The best part of my job is the ability to have an impact; not just technological impact but also the impact on the lives of others — Salesforce’s customers as well as our engineers. As a result of what we are building in Salesforce and Marketing Cloud, employees learn and grow and are inspired to take on larger roles.
From a technology perspective, the industry is so fast-moving and I am constantly amazed at the amount of cool things that my former team members have built over the last 10 years. The impact that we as leaders can have on our teams in terms of mentorship, growth, career opportunity, and access has left an indelible mark on me and makes me remember my own mentors and how they helped me to grow. I feel this is truly the most gratifying part of the job.
What is the best piece of advice you’ve received?

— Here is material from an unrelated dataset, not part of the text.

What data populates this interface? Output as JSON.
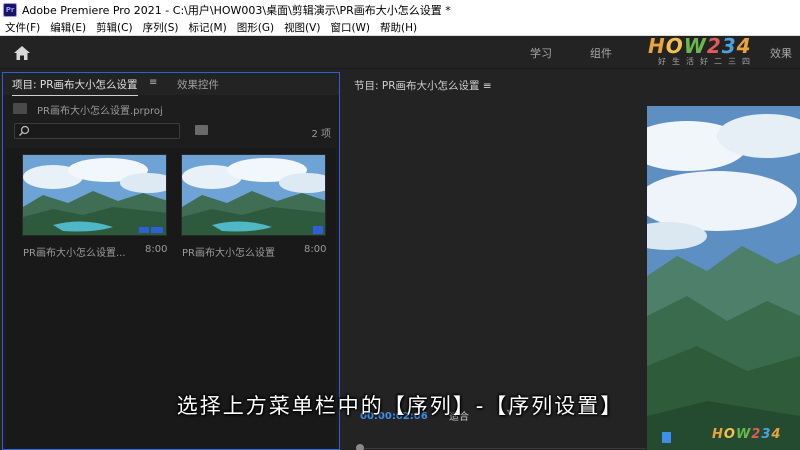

The best piece of advice that I have learned is that sometimes it is okay to let go. Everything does not need to be perfect. In general, I am a perfectionist and letting go is hard.

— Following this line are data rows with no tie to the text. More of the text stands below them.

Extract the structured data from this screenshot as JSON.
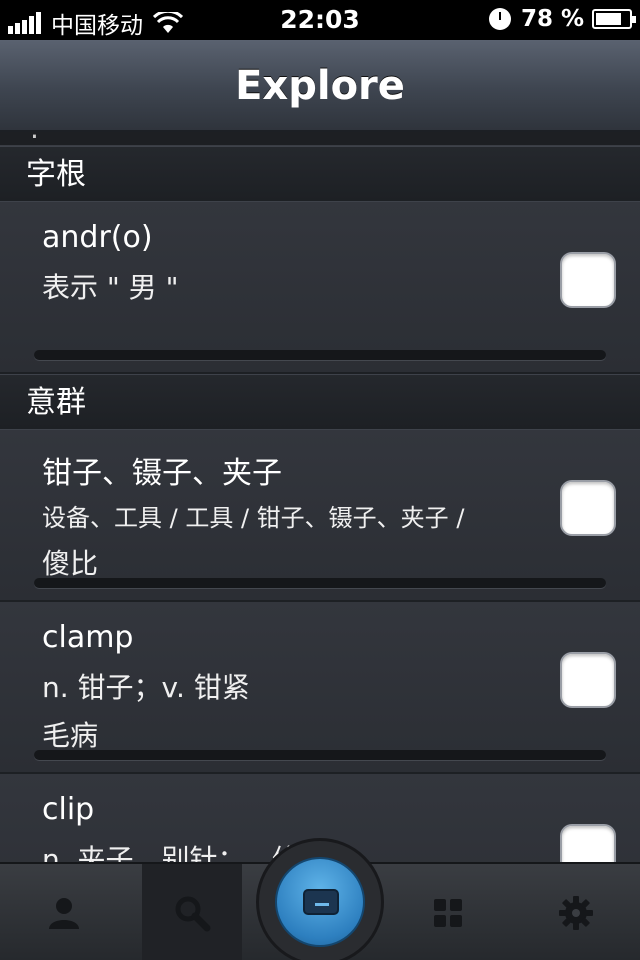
{
  "status_bar": {
    "carrier": "中国移动",
    "time": "22:03",
    "battery_percent": "78 %"
  },
  "nav": {
    "title": "Explore"
  },
  "sections": [
    {
      "header": "字根",
      "rows": [
        {
          "title": "andr(o)",
          "meaning": "表示 \" 男 \"",
          "extra": "",
          "checked": false
        }
      ]
    },
    {
      "header": "意群",
      "rows": [
        {
          "title": "钳子、镊子、夹子",
          "meaning": "设备、工具 / 工具 / 钳子、镊子、夹子 /",
          "extra": "傻比",
          "checked": false
        },
        {
          "title": "clamp",
          "meaning": "n.  钳子；v. 钳紧",
          "extra": "毛病",
          "checked": false
        },
        {
          "title": "clip",
          "meaning": "n.  夹子，别针；...修剪",
          "extra": "",
          "checked": false
        }
      ]
    }
  ],
  "tabbar": {
    "tabs": [
      "person-icon",
      "search-icon",
      "review-button",
      "grid-icon",
      "gear-icon"
    ],
    "active": "search-icon",
    "accent": "#2d7fbf"
  }
}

This advice was particularly important for me in my transition from an engineer into a manager. I have learned that to be a good manager does not mean having my team members do things my way but instead to explore a challenge from many perspectives. I had to learn to let go of how I may approach the same problem and instead keep the perspective on the larger outcome in mind.
This also means it’s not about being right but about pulling together as a team to drive the right outcomes. This also implies constantly learning new things with a growth mindset and not being fixed in what I know and can do.

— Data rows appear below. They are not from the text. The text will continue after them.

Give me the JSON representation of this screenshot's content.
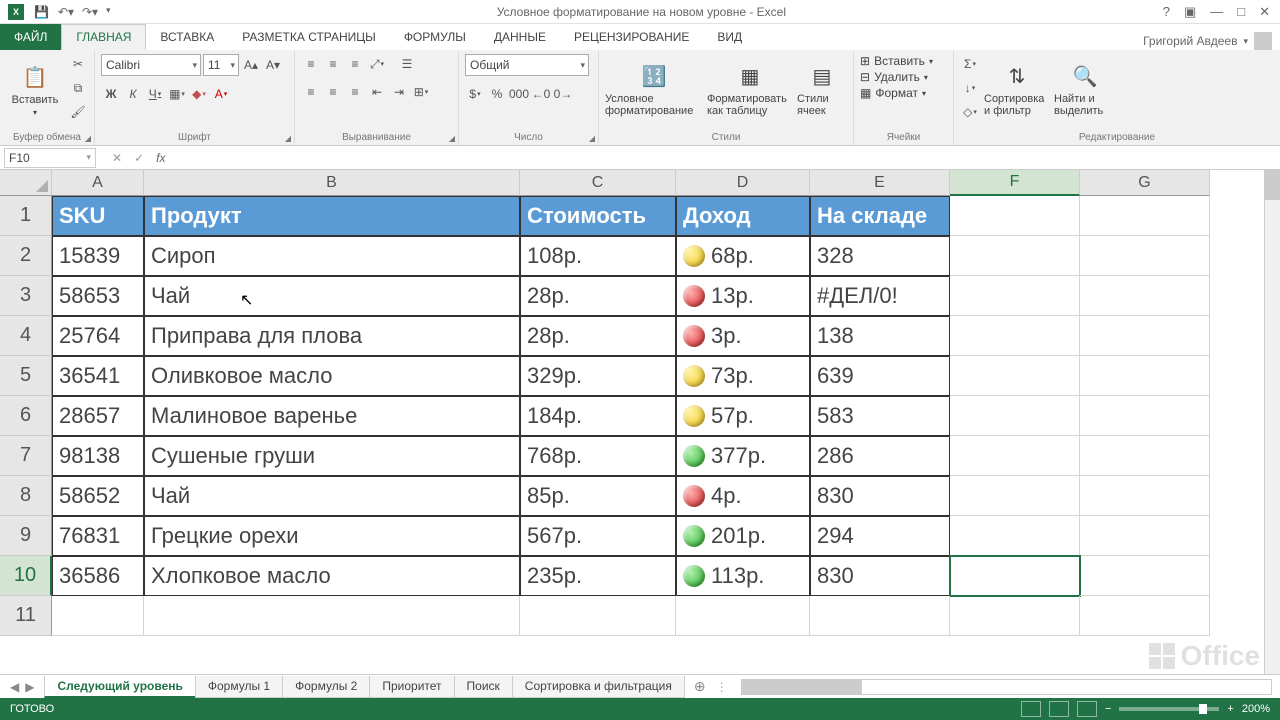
{
  "titlebar": {
    "title": "Условное форматирование на новом уровне - Excel",
    "user": "Григорий Авдеев"
  },
  "ribbon_tabs": {
    "file": "ФАЙЛ",
    "list": [
      "ГЛАВНАЯ",
      "ВСТАВКА",
      "РАЗМЕТКА СТРАНИЦЫ",
      "ФОРМУЛЫ",
      "ДАННЫЕ",
      "РЕЦЕНЗИРОВАНИЕ",
      "ВИД"
    ],
    "active": 0
  },
  "ribbon": {
    "clipboard": {
      "label": "Буфер обмена",
      "paste": "Вставить"
    },
    "font": {
      "label": "Шрифт",
      "name": "Calibri",
      "size": "11",
      "bold": "Ж",
      "italic": "К",
      "underline": "Ч"
    },
    "alignment": {
      "label": "Выравнивание"
    },
    "number": {
      "label": "Число",
      "format": "Общий"
    },
    "styles": {
      "label": "Стили",
      "cond": "Условное форматирование",
      "astable": "Форматировать как таблицу",
      "cellstyles": "Стили ячеек"
    },
    "cells": {
      "label": "Ячейки",
      "insert": "Вставить",
      "delete": "Удалить",
      "format": "Формат"
    },
    "editing": {
      "label": "Редактирование",
      "sort": "Сортировка и фильтр",
      "find": "Найти и выделить"
    }
  },
  "namebox": "F10",
  "columns": [
    "A",
    "B",
    "C",
    "D",
    "E",
    "F",
    "G"
  ],
  "row_count": 11,
  "headers": {
    "A": "SKU",
    "B": "Продукт",
    "C": "Стоимость",
    "D": "Доход",
    "E": "На складе"
  },
  "rows": [
    {
      "A": "15839",
      "B": "Сироп",
      "C": "108р.",
      "Dicon": "yellow",
      "D": "68р.",
      "E": "328"
    },
    {
      "A": "58653",
      "B": "Чай",
      "C": "28р.",
      "Dicon": "red",
      "D": "13р.",
      "E": "#ДЕЛ/0!"
    },
    {
      "A": "25764",
      "B": "Приправа для плова",
      "C": "28р.",
      "Dicon": "red",
      "D": "3р.",
      "E": "138"
    },
    {
      "A": "36541",
      "B": "Оливковое масло",
      "C": "329р.",
      "Dicon": "yellow",
      "D": "73р.",
      "E": "639"
    },
    {
      "A": "28657",
      "B": "Малиновое варенье",
      "C": "184р.",
      "Dicon": "yellow",
      "D": "57р.",
      "E": "583"
    },
    {
      "A": "98138",
      "B": "Сушеные груши",
      "C": "768р.",
      "Dicon": "green",
      "D": "377р.",
      "E": "286"
    },
    {
      "A": "58652",
      "B": "Чай",
      "C": "85р.",
      "Dicon": "red",
      "D": "4р.",
      "E": "830"
    },
    {
      "A": "76831",
      "B": "Грецкие орехи",
      "C": "567р.",
      "Dicon": "green",
      "D": "201р.",
      "E": "294"
    },
    {
      "A": "36586",
      "B": "Хлопковое масло",
      "C": "235р.",
      "Dicon": "green",
      "D": "113р.",
      "E": "830"
    }
  ],
  "selected_cell": "F10",
  "sheet_tabs": {
    "active": 0,
    "list": [
      "Следующий уровень",
      "Формулы 1",
      "Формулы 2",
      "Приоритет",
      "Поиск",
      "Сортировка и фильтрация"
    ]
  },
  "status": {
    "ready": "ГОТОВО",
    "zoom": "200%"
  }
}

So letting go and being willing to learn, experiment, and take on new perspectives to drive better outcomes is probably the best piece of advice that I got. I’ve adapted that piece of advice to challenges at different stages of my career to enable me to have a positive impact and overcome challenges that I initially felt were insurmountable.
What is your most useful resource (book, blog, newsletter)?
From a book perspective, I am more of a romantic. I love fantasy literature! I feel that fantasy, myth, and science fiction literature allows for us as humans to dream big, and it inspires me personally to approach life with vision and perspective for all that is possible. I have some fun arguments with my eight-year-old on DC comics versus Marvel and which superhero is better!
As for blogs, I listen to Simon Sinek a lot on how he thinks about management and leadership. His perspectives have certainly influenced my own leadership philosophy.
What’s one thing you’d like to learn, develop or work on in 2020- 2021?
One aspect that is top of mind for me, especially given the current state of the world, is how can I engage more with our communities and people and how can I have more influence on diversity and inclusion efforts. I would like to better use my own platform, role, and opportunity at Salesforce to set a better example. When approaching engineering challenges, I know how to solve them. I have a mental roadmap of how to approach the issue, break it down into parts, and tackle it accordingly.
However, societal issues like these are much more complex and do not offer just one solution. This is definitely a learning opportunity for me on how to better influence, engage, and speak up. How can we encourage, grow, and sponsor more diverse and inclusive voices inside our companies and communities and provide the support needed? And before doing this, how can we be vulnerable, learn, and understand?
As I grow as an executive and senior leader, I want to look beyond my role as an engineer and see what else I can do to have a greater impact. I have begun this process by using our Trailhead learning platform that offers equality trainings, along with engaging with an external executive coach to gain guidance on how best to start by admitting that I have a lot to learn.
I need to make diversity and inclusion part of my goals, and use my platform to have an impact that goes beyond the technology. I am humbled and grateful for the opportunities life has presented me, and for the mentors, teachers, and managers who have helped me along the way. I feel it is imperative for us as leaders to see how we can be role models and use our positions to effect positive change in the world.